Records from a data source
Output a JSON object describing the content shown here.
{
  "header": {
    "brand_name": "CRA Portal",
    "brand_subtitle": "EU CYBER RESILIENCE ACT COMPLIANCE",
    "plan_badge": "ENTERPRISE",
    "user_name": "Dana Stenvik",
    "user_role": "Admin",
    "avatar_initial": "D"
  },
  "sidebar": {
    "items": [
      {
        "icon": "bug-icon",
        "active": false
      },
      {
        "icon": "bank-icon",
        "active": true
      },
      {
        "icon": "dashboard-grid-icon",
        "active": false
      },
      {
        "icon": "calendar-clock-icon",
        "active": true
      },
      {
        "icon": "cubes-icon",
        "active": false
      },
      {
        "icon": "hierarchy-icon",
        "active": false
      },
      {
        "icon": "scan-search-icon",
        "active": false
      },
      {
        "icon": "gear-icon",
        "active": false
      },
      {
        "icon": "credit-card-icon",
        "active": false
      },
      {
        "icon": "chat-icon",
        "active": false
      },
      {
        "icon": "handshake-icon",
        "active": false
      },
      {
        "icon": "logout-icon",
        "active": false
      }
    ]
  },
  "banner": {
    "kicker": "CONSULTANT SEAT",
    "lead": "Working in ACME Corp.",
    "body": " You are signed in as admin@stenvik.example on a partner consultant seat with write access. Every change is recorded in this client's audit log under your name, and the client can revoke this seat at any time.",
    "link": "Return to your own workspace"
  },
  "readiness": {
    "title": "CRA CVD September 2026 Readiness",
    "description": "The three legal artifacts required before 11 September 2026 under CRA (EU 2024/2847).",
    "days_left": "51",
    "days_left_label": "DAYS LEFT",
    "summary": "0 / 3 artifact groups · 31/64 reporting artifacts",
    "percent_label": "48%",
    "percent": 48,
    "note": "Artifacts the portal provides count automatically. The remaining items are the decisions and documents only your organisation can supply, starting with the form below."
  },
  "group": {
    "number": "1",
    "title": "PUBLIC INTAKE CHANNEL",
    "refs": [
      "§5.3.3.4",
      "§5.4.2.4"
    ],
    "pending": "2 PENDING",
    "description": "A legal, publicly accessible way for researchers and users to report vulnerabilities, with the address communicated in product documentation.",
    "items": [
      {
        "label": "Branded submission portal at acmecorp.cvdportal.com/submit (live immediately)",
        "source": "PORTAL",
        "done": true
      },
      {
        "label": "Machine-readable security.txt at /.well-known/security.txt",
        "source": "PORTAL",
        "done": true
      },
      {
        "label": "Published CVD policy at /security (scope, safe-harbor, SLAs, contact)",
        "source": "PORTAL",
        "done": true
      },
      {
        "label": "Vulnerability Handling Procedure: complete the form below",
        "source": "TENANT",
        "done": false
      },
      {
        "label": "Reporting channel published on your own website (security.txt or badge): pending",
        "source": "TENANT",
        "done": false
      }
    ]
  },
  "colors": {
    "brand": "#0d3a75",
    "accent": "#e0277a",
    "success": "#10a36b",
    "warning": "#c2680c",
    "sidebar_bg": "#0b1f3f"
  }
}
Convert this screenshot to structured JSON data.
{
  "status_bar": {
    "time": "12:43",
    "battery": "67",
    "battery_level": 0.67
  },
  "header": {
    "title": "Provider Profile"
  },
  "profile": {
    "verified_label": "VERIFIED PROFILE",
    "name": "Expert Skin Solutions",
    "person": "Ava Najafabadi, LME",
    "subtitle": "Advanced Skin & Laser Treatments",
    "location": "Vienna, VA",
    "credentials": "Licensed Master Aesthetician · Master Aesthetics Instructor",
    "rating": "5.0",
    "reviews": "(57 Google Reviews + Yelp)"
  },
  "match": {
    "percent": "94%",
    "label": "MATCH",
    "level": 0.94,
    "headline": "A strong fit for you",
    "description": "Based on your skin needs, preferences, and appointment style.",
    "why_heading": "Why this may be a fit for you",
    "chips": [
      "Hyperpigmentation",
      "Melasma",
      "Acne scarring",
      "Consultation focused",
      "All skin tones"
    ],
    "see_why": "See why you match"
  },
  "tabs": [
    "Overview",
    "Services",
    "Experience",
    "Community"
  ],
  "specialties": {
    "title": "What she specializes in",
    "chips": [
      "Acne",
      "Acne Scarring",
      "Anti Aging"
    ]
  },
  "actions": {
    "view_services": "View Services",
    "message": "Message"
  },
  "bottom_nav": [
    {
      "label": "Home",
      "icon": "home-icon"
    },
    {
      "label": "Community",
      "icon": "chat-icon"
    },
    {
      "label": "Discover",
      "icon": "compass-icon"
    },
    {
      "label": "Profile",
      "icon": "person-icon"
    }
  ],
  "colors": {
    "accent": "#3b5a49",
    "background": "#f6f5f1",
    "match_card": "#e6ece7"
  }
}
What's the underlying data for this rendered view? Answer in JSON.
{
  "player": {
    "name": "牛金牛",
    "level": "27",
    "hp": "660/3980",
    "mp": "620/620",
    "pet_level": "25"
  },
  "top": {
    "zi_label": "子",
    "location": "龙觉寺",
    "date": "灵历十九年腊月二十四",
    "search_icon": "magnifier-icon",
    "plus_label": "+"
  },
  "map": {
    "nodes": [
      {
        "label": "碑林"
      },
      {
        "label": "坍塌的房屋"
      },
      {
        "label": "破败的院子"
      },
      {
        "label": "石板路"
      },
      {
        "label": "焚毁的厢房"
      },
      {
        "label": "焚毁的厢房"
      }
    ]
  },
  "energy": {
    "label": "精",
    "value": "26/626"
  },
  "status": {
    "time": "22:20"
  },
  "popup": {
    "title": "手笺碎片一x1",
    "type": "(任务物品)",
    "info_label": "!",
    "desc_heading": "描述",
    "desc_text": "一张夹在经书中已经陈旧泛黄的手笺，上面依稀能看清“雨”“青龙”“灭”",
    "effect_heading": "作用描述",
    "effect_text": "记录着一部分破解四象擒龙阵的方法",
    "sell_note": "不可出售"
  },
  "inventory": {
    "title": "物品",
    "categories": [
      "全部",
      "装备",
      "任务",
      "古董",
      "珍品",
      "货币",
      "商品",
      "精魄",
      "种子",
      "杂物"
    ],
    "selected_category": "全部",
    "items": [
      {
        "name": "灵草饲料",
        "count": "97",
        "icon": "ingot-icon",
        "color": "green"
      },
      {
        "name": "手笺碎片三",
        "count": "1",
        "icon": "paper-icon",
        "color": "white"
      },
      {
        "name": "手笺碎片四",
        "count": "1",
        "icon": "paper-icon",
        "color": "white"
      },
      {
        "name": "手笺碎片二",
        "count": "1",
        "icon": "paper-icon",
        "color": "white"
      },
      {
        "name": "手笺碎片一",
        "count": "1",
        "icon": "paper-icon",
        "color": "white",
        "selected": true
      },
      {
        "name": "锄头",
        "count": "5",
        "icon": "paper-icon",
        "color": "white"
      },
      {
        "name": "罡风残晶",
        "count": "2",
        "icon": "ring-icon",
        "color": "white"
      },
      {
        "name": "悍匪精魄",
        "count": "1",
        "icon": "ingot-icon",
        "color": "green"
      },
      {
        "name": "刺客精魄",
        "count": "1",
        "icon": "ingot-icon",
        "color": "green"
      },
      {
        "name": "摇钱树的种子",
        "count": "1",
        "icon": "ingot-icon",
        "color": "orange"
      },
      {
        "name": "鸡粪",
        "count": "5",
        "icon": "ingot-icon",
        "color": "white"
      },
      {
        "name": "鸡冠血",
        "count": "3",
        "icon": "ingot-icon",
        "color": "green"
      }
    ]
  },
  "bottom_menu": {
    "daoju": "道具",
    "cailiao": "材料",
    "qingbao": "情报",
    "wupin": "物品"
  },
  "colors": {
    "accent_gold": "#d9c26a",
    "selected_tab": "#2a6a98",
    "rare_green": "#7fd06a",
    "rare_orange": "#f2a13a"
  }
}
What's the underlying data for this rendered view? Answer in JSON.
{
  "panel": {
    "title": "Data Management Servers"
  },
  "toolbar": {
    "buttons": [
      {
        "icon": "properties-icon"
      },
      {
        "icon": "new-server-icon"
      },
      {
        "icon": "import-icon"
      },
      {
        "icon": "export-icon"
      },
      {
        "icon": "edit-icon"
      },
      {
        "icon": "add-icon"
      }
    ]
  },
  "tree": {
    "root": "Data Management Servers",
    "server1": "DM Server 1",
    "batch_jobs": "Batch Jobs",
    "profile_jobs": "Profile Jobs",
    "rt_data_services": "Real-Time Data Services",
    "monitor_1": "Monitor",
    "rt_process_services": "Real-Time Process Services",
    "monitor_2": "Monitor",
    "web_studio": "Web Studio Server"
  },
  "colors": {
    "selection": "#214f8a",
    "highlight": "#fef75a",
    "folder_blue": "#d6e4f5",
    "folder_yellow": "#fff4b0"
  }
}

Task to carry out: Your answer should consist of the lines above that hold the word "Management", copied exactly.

Response to this task:
    "title": "Data Management Servers"
    "root": "Data Management Servers",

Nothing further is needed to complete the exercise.